◆ Exercise aim
Read through the listing below, and copy every line where the string "this" appears.

──────────

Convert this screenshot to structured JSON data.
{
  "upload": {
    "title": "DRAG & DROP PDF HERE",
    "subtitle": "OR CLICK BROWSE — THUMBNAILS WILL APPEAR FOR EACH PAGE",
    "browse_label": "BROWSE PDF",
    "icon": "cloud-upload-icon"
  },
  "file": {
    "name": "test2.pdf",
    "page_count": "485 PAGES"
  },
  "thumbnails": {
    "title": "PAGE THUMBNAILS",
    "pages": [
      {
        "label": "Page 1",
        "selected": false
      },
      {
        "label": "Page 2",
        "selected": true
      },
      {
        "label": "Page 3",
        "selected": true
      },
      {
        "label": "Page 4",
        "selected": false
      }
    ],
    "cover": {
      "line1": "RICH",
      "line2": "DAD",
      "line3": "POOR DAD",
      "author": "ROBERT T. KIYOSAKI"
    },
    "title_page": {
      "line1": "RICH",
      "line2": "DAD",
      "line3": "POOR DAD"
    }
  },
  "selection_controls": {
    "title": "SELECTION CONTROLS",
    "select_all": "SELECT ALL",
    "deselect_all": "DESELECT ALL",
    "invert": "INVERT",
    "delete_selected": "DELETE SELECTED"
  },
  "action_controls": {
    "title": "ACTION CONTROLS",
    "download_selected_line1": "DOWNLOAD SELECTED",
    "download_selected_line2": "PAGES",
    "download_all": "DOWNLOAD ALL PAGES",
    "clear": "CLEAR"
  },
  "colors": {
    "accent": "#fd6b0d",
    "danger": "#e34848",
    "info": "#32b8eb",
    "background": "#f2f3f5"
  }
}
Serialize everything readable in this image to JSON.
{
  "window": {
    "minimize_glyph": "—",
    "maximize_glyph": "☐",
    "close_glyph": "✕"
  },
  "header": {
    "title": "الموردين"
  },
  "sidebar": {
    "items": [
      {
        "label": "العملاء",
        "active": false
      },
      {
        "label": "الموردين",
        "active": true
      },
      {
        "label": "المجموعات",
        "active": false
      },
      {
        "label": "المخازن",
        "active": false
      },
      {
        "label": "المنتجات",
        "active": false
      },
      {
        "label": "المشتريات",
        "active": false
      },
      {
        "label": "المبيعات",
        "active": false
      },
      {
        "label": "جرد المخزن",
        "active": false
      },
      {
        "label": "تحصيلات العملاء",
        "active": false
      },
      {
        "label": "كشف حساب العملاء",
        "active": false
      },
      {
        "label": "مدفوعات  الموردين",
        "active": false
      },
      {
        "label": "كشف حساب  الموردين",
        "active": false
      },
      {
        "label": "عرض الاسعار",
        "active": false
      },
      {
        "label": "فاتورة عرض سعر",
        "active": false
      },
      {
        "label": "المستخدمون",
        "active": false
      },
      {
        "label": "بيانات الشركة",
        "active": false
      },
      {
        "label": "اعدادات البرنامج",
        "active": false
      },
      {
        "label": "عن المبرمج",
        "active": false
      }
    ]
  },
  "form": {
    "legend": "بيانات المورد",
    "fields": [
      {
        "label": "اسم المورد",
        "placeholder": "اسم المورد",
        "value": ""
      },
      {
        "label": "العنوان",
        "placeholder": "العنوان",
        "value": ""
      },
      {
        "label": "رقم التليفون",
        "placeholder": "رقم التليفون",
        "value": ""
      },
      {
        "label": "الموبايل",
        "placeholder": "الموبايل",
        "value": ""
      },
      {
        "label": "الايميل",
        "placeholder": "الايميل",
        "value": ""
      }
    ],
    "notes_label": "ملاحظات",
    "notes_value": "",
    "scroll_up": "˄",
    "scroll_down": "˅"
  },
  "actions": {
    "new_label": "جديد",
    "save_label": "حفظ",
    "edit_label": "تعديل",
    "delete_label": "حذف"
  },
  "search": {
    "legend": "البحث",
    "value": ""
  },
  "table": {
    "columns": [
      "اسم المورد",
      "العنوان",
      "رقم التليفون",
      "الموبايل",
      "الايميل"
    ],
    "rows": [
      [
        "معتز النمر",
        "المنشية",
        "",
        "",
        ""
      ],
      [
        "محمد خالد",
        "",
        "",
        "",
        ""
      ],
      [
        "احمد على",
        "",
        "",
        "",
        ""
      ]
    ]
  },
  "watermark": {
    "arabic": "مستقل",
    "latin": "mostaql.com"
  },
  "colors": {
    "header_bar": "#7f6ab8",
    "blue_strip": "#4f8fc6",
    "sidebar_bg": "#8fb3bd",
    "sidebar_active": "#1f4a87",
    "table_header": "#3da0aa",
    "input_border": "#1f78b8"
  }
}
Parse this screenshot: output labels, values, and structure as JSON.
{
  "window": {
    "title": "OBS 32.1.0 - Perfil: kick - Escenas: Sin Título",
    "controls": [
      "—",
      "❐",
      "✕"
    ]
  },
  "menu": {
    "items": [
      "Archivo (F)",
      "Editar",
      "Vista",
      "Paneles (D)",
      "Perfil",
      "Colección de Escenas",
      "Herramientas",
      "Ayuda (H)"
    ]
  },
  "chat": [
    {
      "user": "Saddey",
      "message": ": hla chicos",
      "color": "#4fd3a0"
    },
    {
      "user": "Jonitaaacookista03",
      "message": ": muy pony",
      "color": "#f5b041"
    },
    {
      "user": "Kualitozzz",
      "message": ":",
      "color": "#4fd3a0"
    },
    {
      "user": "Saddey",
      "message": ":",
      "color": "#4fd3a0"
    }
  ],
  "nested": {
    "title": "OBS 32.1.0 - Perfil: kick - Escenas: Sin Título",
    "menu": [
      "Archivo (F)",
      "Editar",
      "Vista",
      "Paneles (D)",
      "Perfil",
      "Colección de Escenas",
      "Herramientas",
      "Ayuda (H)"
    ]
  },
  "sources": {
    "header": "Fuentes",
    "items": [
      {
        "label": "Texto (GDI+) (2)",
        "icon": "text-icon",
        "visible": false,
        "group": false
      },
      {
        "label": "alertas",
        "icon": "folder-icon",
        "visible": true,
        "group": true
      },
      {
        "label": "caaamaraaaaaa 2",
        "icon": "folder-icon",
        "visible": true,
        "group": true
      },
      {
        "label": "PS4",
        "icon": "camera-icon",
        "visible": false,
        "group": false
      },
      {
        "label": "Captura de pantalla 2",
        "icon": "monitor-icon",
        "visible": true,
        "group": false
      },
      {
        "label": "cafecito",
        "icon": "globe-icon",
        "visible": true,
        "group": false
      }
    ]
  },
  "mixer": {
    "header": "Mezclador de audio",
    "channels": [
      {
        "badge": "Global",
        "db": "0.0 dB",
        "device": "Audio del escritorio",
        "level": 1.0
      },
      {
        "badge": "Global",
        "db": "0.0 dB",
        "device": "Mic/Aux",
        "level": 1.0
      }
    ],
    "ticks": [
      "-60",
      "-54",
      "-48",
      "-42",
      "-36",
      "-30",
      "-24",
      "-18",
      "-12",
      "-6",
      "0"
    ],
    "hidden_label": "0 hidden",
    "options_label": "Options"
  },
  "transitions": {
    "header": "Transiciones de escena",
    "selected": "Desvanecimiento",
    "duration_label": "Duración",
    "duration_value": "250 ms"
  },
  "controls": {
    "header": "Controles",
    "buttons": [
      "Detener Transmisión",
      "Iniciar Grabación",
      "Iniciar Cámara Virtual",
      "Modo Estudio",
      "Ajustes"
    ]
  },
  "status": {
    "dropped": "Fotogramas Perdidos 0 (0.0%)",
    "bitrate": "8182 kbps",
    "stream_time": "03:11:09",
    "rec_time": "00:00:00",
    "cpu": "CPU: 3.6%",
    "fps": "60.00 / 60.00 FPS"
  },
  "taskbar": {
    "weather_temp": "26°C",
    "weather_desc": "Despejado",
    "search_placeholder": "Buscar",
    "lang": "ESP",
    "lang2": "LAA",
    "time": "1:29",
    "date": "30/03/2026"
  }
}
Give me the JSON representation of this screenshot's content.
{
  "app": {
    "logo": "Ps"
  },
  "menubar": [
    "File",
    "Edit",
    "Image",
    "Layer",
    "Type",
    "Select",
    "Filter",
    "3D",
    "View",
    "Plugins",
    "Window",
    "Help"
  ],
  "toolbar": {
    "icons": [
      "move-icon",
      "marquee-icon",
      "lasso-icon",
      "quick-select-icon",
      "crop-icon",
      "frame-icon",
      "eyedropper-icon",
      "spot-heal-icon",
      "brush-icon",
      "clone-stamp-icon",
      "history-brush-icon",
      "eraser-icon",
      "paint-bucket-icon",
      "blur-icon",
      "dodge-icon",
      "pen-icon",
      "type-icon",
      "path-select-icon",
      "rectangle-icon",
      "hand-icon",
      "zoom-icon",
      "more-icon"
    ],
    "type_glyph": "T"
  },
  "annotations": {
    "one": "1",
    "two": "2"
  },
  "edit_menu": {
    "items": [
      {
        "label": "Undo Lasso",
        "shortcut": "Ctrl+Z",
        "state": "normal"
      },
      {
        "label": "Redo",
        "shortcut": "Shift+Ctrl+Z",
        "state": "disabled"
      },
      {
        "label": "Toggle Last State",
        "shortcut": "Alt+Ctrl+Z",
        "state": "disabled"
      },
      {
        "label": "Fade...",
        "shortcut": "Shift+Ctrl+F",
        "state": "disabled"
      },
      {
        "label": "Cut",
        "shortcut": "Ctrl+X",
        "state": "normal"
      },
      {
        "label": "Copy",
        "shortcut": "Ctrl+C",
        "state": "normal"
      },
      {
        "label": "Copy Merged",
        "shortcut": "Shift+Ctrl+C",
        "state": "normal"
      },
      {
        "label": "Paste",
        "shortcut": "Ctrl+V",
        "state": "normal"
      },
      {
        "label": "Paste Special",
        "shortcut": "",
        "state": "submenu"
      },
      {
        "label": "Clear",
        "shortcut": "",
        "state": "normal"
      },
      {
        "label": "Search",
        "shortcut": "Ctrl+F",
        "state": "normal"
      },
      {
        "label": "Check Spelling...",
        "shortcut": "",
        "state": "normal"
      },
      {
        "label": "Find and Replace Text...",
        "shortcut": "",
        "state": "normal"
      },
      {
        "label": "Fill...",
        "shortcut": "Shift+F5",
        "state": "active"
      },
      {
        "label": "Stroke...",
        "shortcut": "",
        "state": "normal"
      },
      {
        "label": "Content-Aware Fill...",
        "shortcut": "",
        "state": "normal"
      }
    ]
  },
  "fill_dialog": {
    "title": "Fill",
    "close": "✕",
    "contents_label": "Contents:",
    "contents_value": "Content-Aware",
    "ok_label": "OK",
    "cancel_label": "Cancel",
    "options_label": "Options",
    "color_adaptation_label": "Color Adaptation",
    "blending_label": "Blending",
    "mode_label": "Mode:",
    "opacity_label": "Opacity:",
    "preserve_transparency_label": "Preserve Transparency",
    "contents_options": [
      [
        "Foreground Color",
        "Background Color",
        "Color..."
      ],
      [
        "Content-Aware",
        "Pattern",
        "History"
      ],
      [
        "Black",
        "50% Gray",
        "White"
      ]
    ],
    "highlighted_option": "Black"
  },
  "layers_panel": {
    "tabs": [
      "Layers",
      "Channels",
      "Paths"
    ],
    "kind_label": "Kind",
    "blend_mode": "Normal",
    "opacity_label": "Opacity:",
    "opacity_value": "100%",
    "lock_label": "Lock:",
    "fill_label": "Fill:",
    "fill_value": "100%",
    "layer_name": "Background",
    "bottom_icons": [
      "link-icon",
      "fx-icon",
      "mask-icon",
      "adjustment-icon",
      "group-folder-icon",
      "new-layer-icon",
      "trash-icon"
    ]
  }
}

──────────

◆ Task answer
Convert this screenshot to structured JSON data.
Serialize everything readable in this image to JSON.
Parse this screenshot: output labels, values, and structure as JSON.
Give me the JSON representation of this screenshot's content.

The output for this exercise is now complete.